Acquiring talent is a major goal. “They take an interest in the firm, but for the most part they seem to want to acquire the people,” commented US tech analyst Rob Enderle in a CBC News analysis. Zuckerberg pointed out that some of the Ascenta team he bought included founders who had worked on Zephyr.
Currently, few upstarts can match the technical virtuosos in the defense industry. However, time, money, and a go-for-it attitude can enable new entrants and their info-money backers to cover significant ground. The situation is not unlike the 1920s when the obscure start-ups were headed by men named Donald W. Douglas Sr., James S. McDonnell, William E. Boeing, John K. Northrop, and Allan K. and Malcolm Loughead.
That said, there’s no guarantee Silicon Valley money will be sympathetic or even respectful when business goals clash with military requirements.
Take the case of Lightsquared.
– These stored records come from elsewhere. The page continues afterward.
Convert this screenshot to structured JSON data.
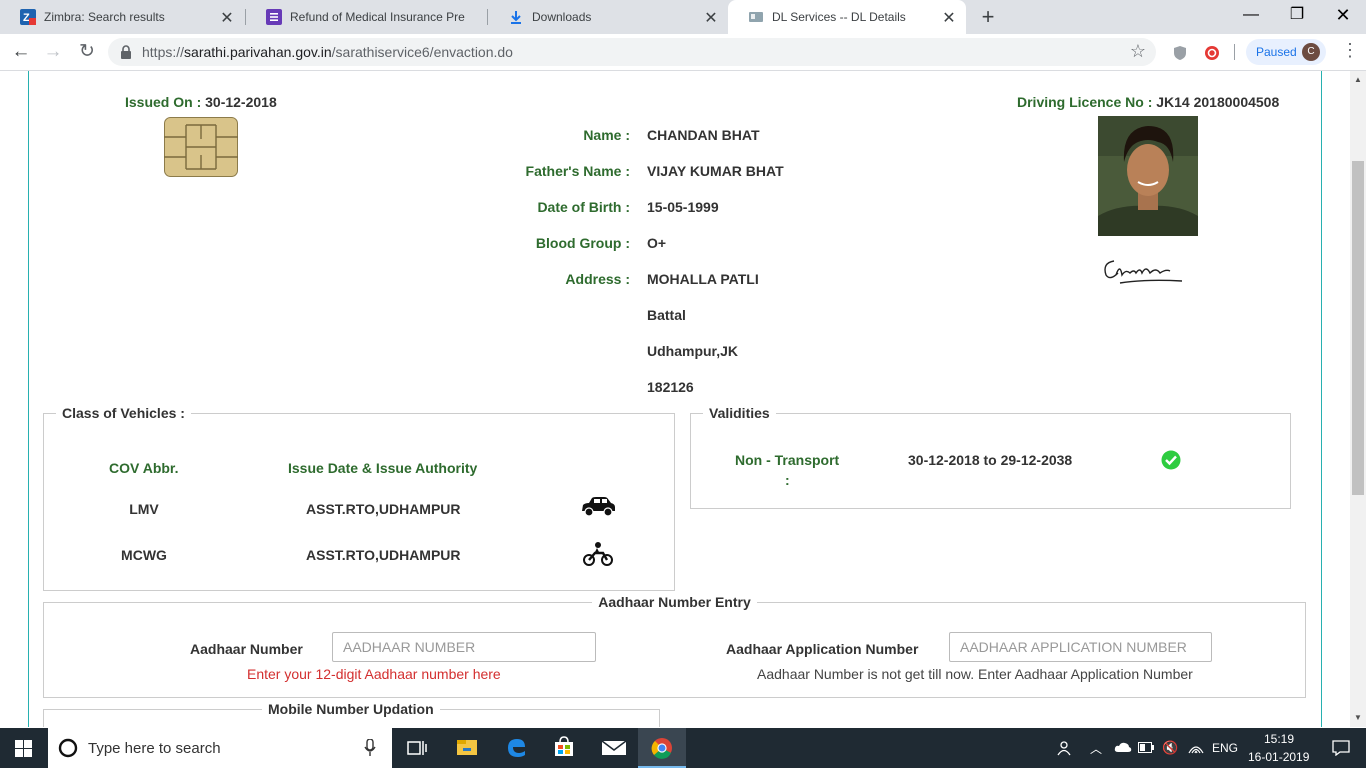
{
  "browser": {
    "tabs": [
      {
        "title": "Zimbra: Search results"
      },
      {
        "title": "Refund of Medical Insurance Pre"
      },
      {
        "title": "Downloads"
      },
      {
        "title": "DL Services -- DL Details"
      }
    ],
    "url_prefix": "https://",
    "url_host": "sarathi.parivahan.gov.in",
    "url_path": "/sarathiservice6/envaction.do",
    "paused_label": "Paused",
    "profile_initial": "C"
  },
  "licence": {
    "issued_on_label": "Issued On :",
    "issued_on": "30-12-2018",
    "dl_no_label": "Driving Licence No :",
    "dl_no": "JK14 20180004508",
    "fields": [
      {
        "label": "Name :",
        "value": "CHANDAN BHAT"
      },
      {
        "label": "Father's Name :",
        "value": "VIJAY KUMAR BHAT"
      },
      {
        "label": "Date of Birth :",
        "value": "15-05-1999"
      },
      {
        "label": "Blood Group :",
        "value": "O+"
      },
      {
        "label": "Address :",
        "value": "MOHALLA PATLI"
      }
    ],
    "address_lines": [
      "Battal",
      "Udhampur,JK",
      "182126"
    ],
    "signature": "Chanda"
  },
  "vehicle_classes": {
    "legend": "Class of Vehicles :",
    "headers": [
      "COV Abbr.",
      "Issue Date & Issue Authority"
    ],
    "rows": [
      {
        "abbr": "LMV",
        "authority": "ASST.RTO,UDHAMPUR",
        "icon": "car-icon"
      },
      {
        "abbr": "MCWG",
        "authority": "ASST.RTO,UDHAMPUR",
        "icon": "motorcycle-icon"
      }
    ]
  },
  "validities": {
    "legend": "Validities",
    "label": "Non - Transport",
    "colon": ":",
    "range": "30-12-2018 to 29-12-2038",
    "status_icon": "check-circle-icon"
  },
  "aadhaar": {
    "legend": "Aadhaar Number Entry",
    "number_label": "Aadhaar Number",
    "number_placeholder": "AADHAAR NUMBER",
    "number_hint": "Enter your 12-digit Aadhaar number here",
    "app_label": "Aadhaar Application Number",
    "app_placeholder": "AADHAAR APPLICATION NUMBER",
    "app_hint": "Aadhaar Number is not get till now. Enter Aadhaar Application Number"
  },
  "mobile": {
    "legend": "Mobile Number Updation"
  },
  "taskbar": {
    "search_placeholder": "Type here to search",
    "language": "ENG",
    "time": "15:19",
    "date": "16-01-2019"
  },
  "colors": {
    "label_green": "#2e6b2e",
    "hint_red": "#d32f2f",
    "frame_teal": "#27b0b0",
    "check_green": "#2ecc40"
  }
}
Back in 2004, the FCC authorized Lightsquared to use the 1525-1559 MHz spectrum in L band as the basis for a 4G LTE network spanning the nation. Lightsquared then attempted to change the plan to a terrestrial system with 40,000 base stations. The problem was that GPS signals operated right next door at 1559 to 1610 MHz and the new ground stations created interference. The FCC gave Lightsquared a conditional waiver as long as they resolved any potential interference with GPS.
What ensued was a battle royal. Lightsquared, backed by a major hedge fund, campaigned hard for their new plan. Ads popped up in Washington, D.C. Stories circulated about campaign donations by Lightsquared’s hedge fund masters and rumored White House pressure. Gen. William L. Shelton, who was then head of Air Force Space Command, had to explain to Congress and others that under the new plan the Lightsquared signal “would effectively jam vital GPS receivers.” Added Shelton: “To our knowledge thus far, there are no mitigation options that would be effective in eliminating interference to essential GPS services in the United States.”
The GPS signal was too weak at the front end to resist such high-powered interference from the ground–based network. Shelton likened it to putting a rock band in a quiet neighborhood.
Shelton won the point. Lightsquared filed for bankruptcy in May 2012 and Wall Street continued to sort out its restructuring through 2014. Although this was a battle won, it was unsettling to see a business plan boldly pitted against national security requirements and a fight driven by investor interests.
Open combat may be rare. Perhaps an even greater risk is indifference: the reluctance of high-tech firms to learn their way through the arcane process of being a DOD contractor. SpaceX’s grumpy litigation against the Air Force illustrated the clash of business styles.
Could the tech titans like Google, Facebook, and Amazon be the incubators for must-have defense products of tomorrow? It is too early to say, but one thing is certain: The confluence of entrepreneurial cash and the Pentagon’s quest for new technology advantages could reshape how defense “industry” is defined.
Which leads back to the “third offset.” Deputy Defense Secretary Robert O. Work noted of the second offset of the 1970s, “If we go after stealth, guided munitions, and information technology, and we blend them together, we utilize the strengths of the American armed forces [and] we will have an offset strategy that will allow us to rule the battlefield conventionally for the foreseeable future. And we were right.”
Circa 1975, those technologies resided in or were cultivated by the traditional defense sector. Developing them further offered enticing market share.
Today’s business conditions are different. In 2015, it’s hard to imagine a true offset strategy without the new tech titans.
The worst case is that the tech titans will lack an incentive to do business with the government. Best case, the third offset strategy can be a two-way street blending defense sector expertise with some of the more wild-eyed projects to cultivate the best of American innovation.